--- WHAT THIS TASK INVOLVES ---
Lines with "County": please show every one of them from the listing below.
-------- AVAILABLE DATA --------
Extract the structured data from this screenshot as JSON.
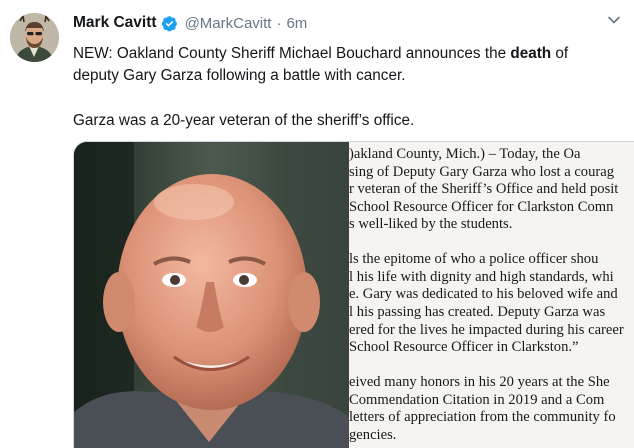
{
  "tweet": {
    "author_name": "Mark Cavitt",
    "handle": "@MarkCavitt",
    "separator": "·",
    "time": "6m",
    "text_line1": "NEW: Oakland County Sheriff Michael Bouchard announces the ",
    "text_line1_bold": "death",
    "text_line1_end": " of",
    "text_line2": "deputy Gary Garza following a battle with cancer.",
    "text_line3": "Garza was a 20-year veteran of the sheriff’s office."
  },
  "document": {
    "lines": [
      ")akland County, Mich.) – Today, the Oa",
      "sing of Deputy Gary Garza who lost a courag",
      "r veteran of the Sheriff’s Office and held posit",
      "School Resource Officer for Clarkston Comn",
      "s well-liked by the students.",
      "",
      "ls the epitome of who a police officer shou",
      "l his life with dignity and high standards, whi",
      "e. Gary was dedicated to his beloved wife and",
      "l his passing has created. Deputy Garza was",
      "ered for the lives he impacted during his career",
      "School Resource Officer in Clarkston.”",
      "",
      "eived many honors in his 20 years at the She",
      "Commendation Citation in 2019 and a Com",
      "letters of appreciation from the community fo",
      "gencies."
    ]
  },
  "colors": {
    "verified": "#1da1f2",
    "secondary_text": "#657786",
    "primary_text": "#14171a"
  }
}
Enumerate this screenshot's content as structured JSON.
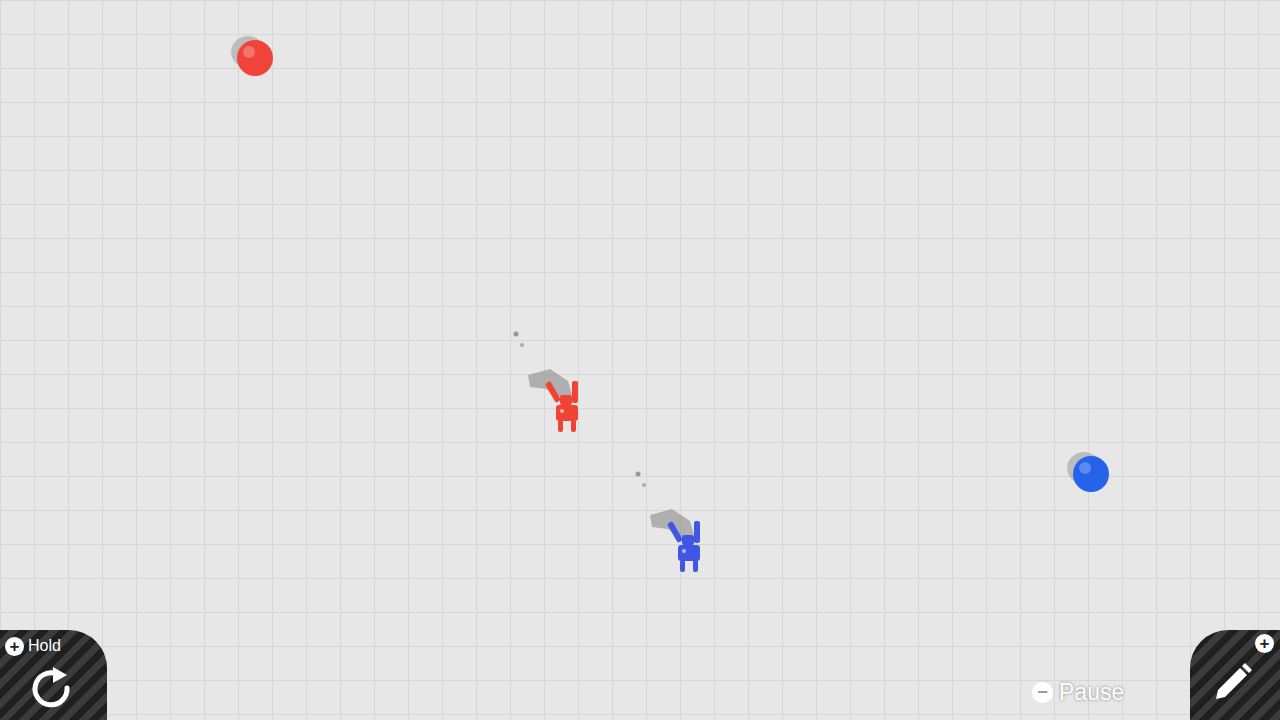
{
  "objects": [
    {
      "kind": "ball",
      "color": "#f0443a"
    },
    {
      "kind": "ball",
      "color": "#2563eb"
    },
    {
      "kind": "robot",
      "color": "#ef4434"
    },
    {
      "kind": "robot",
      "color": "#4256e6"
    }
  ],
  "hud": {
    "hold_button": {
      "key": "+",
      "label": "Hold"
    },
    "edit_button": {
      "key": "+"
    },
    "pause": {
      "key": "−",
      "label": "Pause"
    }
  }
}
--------
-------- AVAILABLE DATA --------
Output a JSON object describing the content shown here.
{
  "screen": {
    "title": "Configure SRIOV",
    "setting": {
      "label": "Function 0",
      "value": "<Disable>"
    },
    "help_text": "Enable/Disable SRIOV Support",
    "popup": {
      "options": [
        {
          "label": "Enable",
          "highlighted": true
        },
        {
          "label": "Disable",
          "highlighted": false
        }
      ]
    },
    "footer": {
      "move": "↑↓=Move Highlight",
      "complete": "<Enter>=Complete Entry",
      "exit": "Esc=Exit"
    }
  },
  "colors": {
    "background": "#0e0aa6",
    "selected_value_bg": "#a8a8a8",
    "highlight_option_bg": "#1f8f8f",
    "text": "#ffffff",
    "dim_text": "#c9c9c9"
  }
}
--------
--- ANSWER TO THE EXERCISE ---
    "text_line1": "NEW: Oakland County Sheriff Michael Bouchard announces the ",
      ")akland County, Mich.) – Today, the Oa",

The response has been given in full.